§ **YOUR TASK**
Where a line of the entries below includes the string "this", count it. Give only the resulting number.

========

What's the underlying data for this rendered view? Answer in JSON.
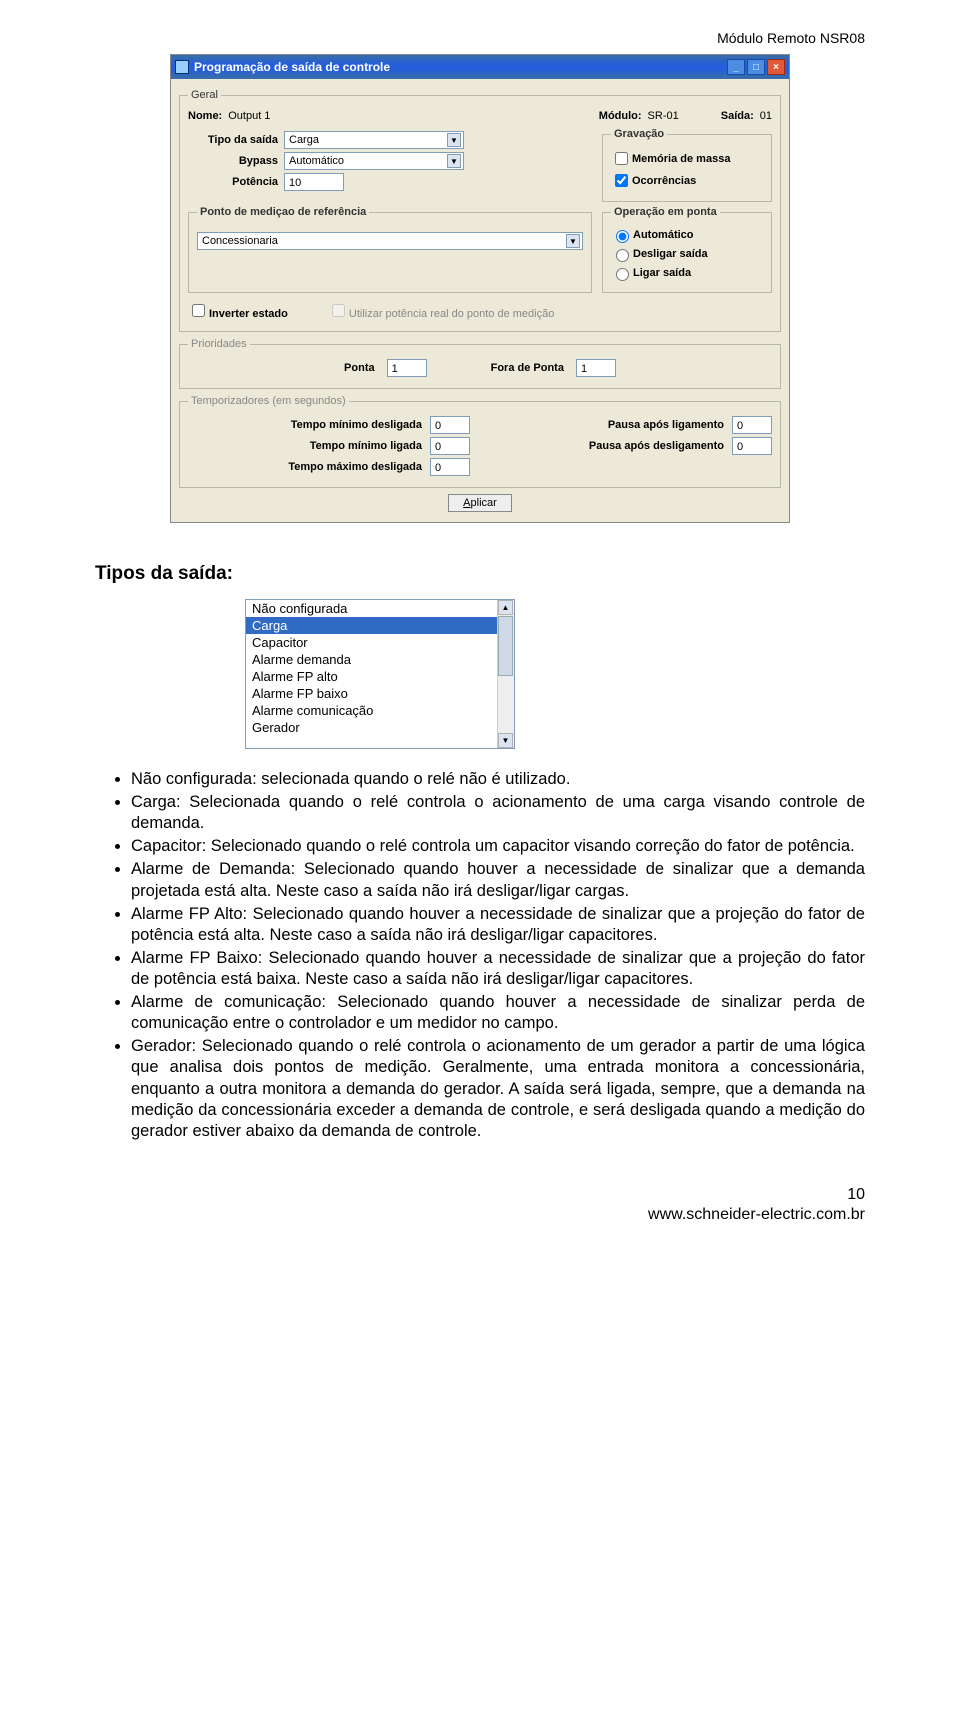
{
  "header_right": "Módulo Remoto NSR08",
  "win": {
    "title": "Programação de saída de controle",
    "geral": {
      "legend": "Geral",
      "nome_label": "Nome:",
      "nome_value": "Output 1",
      "modulo_label": "Módulo:",
      "modulo_value": "SR-01",
      "saida_label": "Saída:",
      "saida_value": "01",
      "tipo_label": "Tipo da saída",
      "tipo_value": "Carga",
      "bypass_label": "Bypass",
      "bypass_value": "Automático",
      "potencia_label": "Potência",
      "potencia_value": "10",
      "gravacao_legend": "Gravação",
      "gravacao_massa": "Memória de massa",
      "gravacao_ocorr": "Ocorrências",
      "ponto_legend": "Ponto de mediçao de referência",
      "ponto_value": "Concessionaria",
      "operacao_legend": "Operação em ponta",
      "op_auto": "Automático",
      "op_deslig": "Desligar saída",
      "op_ligar": "Ligar saída",
      "inverter_label": "Inverter estado",
      "utilizar_label": "Utilizar potência real do ponto de medição"
    },
    "prioridades": {
      "legend": "Prioridades",
      "ponta_label": "Ponta",
      "ponta_value": "1",
      "fora_label": "Fora de Ponta",
      "fora_value": "1"
    },
    "temporizadores": {
      "legend": "Temporizadores (em segundos)",
      "tmin_desl_label": "Tempo mínimo desligada",
      "tmin_desl_value": "0",
      "tmin_lig_label": "Tempo mínimo ligada",
      "tmin_lig_value": "0",
      "tmax_desl_label": "Tempo máximo desligada",
      "tmax_desl_value": "0",
      "pausa_lig_label": "Pausa após ligamento",
      "pausa_lig_value": "0",
      "pausa_desl_label": "Pausa após desligamento",
      "pausa_desl_value": "0"
    },
    "aplicar_btn": "Aplicar"
  },
  "section_title": "Tipos da saída:",
  "listbox": {
    "items": [
      "Não configurada",
      "Carga",
      "Capacitor",
      "Alarme demanda",
      "Alarme FP alto",
      "Alarme FP baixo",
      "Alarme comunicação",
      "Gerador"
    ],
    "selected_index": 1
  },
  "bullets": [
    "Não configurada: selecionada quando o relé não é utilizado.",
    "Carga: Selecionada quando o relé controla o acionamento de uma carga visando controle de demanda.",
    "Capacitor: Selecionado quando o relé controla um capacitor visando correção do fator de potência.",
    "Alarme de Demanda: Selecionado quando houver a necessidade de sinalizar que a demanda projetada está alta. Neste caso a saída não irá desligar/ligar cargas.",
    "Alarme FP Alto: Selecionado quando houver a necessidade de sinalizar que a projeção do fator de potência está alta. Neste caso a saída não irá desligar/ligar capacitores.",
    "Alarme FP Baixo: Selecionado quando houver a necessidade de sinalizar que a projeção do fator de potência está baixa. Neste caso a saída não irá desligar/ligar capacitores.",
    "Alarme de comunicação: Selecionado quando houver a necessidade de sinalizar perda de comunicação entre o controlador e um medidor no campo.",
    "Gerador: Selecionado quando o relé controla o acionamento de um gerador a partir de uma lógica que analisa dois pontos de medição. Geralmente, uma entrada monitora a concessionária, enquanto a outra monitora a demanda do gerador. A saída será ligada, sempre, que a demanda na medição da concessionária exceder a demanda de controle, e será desligada quando a medição do gerador estiver abaixo da demanda de controle."
  ],
  "footer": {
    "page": "10",
    "url": "www.schneider-electric.com.br"
  }
}
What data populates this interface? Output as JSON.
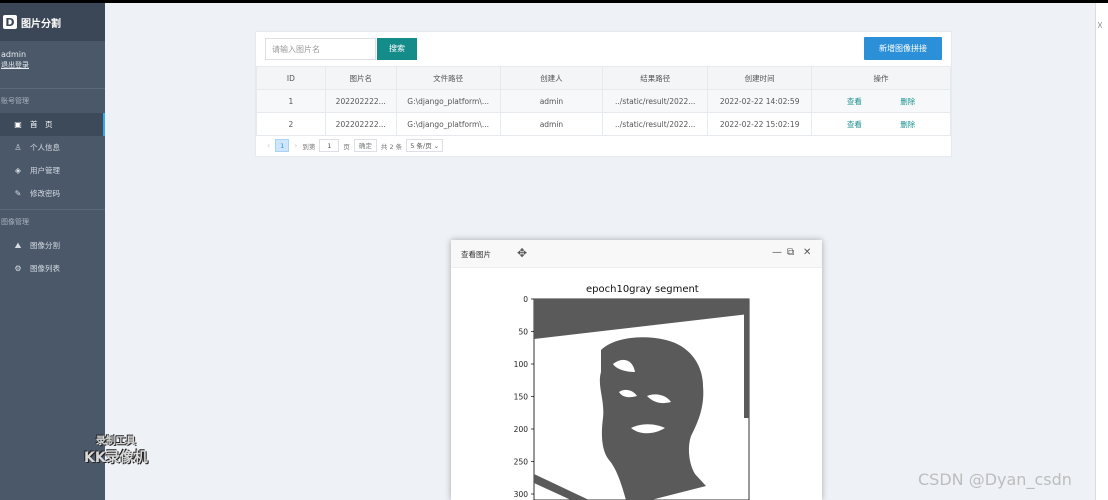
{
  "sidebar": {
    "logo_letter": "D",
    "app_title": "图片分割",
    "user": "admin",
    "logout": "退出登录",
    "sections": [
      {
        "title": "账号管理",
        "items": [
          {
            "label": "首　页",
            "icon": "dashboard-icon",
            "glyph": "▣"
          },
          {
            "label": "个人信息",
            "icon": "user-icon",
            "glyph": "♙"
          },
          {
            "label": "用户管理",
            "icon": "layers-icon",
            "glyph": "◈"
          },
          {
            "label": "修改密码",
            "icon": "pen-icon",
            "glyph": "✎"
          }
        ]
      },
      {
        "title": "图像管理",
        "items": [
          {
            "label": "图像分割",
            "icon": "image-seg-icon",
            "glyph": "⛰"
          },
          {
            "label": "图像列表",
            "icon": "gear-icon",
            "glyph": "⚙"
          }
        ]
      }
    ]
  },
  "toolbar": {
    "search_placeholder": "请输入图片名",
    "search_label": "搜索",
    "add_label": "新增图像拼接"
  },
  "table": {
    "headers": [
      "ID",
      "图片名",
      "文件路径",
      "创建人",
      "结果路径",
      "创建时间",
      "操作"
    ],
    "rows": [
      {
        "id": "1",
        "name": "202202222...",
        "path": "G:\\django_platform\\...",
        "creator": "admin",
        "result": "../static/result/2022...",
        "time": "2022-02-22 14:02:59",
        "view": "查看",
        "del": "删除"
      },
      {
        "id": "2",
        "name": "202202222...",
        "path": "G:\\django_platform\\...",
        "creator": "admin",
        "result": "../static/result/2022...",
        "time": "2022-02-22 15:02:19",
        "view": "查看",
        "del": "删除"
      }
    ]
  },
  "pager": {
    "prev": "‹",
    "current_page": "1",
    "next": "›",
    "goto_label": "到第",
    "goto_value": "1",
    "page_unit": "页",
    "confirm": "确定",
    "total": "共 2 条",
    "page_size": "5 条/页"
  },
  "dialog": {
    "title": "查看图片",
    "plot": {
      "title": "epoch10gray segment",
      "y_ticks": [
        "0",
        "50",
        "100",
        "150",
        "200",
        "250",
        "300"
      ]
    }
  },
  "watermarks": {
    "kk_line1": "录制工具",
    "kk_line2": "KK录像机",
    "csdn": "CSDN @Dyan_csdn"
  },
  "colors": {
    "sidebar": "#4a5869",
    "accent_teal": "#148c8a",
    "accent_blue": "#2c90d8"
  }
}
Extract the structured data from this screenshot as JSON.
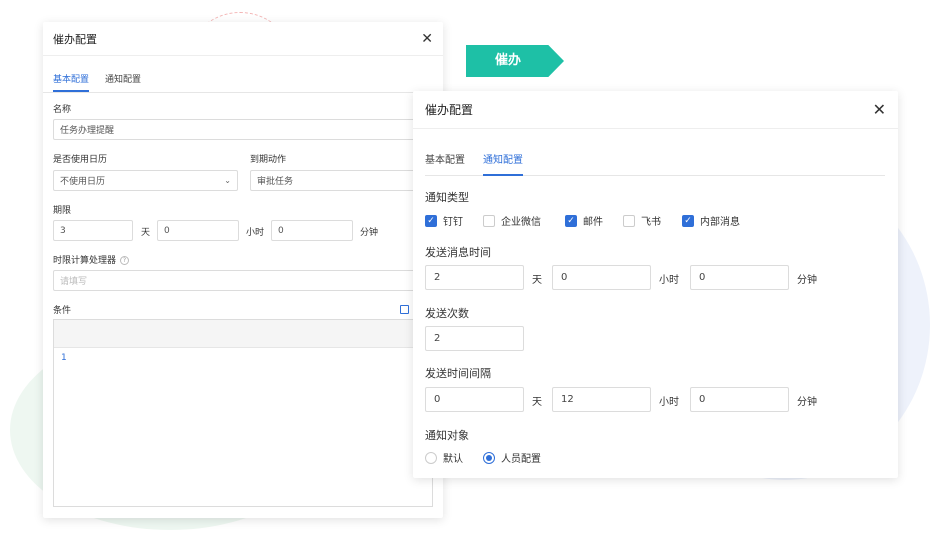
{
  "left": {
    "title": "催办配置",
    "close": "✕",
    "tabs": [
      "基本配置",
      "通知配置"
    ],
    "name_label": "名称",
    "name_value": "任务办理提醒",
    "calendar_label": "是否使用日历",
    "calendar_value": "不使用日历",
    "action_label": "到期动作",
    "action_value": "审批任务",
    "period_label": "期限",
    "period_day": "3",
    "period_hour": "0",
    "period_min": "0",
    "unit_day": "天",
    "unit_hour": "小时",
    "unit_min": "分钟",
    "handler_label": "时限计算处理器",
    "handler_placeholder": "请填写",
    "condition_label": "条件",
    "editor_line": "1"
  },
  "badge": {
    "text": "催办",
    "color": "#1ec0a6"
  },
  "right": {
    "title": "催办配置",
    "close": "✕",
    "tabs": [
      "基本配置",
      "通知配置"
    ],
    "notify_type_label": "通知类型",
    "notify_types": [
      {
        "label": "钉钉",
        "checked": true
      },
      {
        "label": "企业微信",
        "checked": false
      },
      {
        "label": "邮件",
        "checked": true
      },
      {
        "label": "飞书",
        "checked": false
      },
      {
        "label": "内部消息",
        "checked": true
      }
    ],
    "send_time_label": "发送消息时间",
    "send_time_day": "2",
    "send_time_hour": "0",
    "send_time_min": "0",
    "unit_day": "天",
    "unit_hour": "小时",
    "unit_min": "分钟",
    "send_count_label": "发送次数",
    "send_count": "2",
    "interval_label": "发送时间间隔",
    "interval_day": "0",
    "interval_hour": "12",
    "interval_min": "0",
    "target_label": "通知对象",
    "targets": [
      {
        "label": "默认",
        "selected": false
      },
      {
        "label": "人员配置",
        "selected": true
      }
    ]
  },
  "colors": {
    "accent": "#2f6fd8"
  }
}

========

§ **YOUR RESPONSE**
3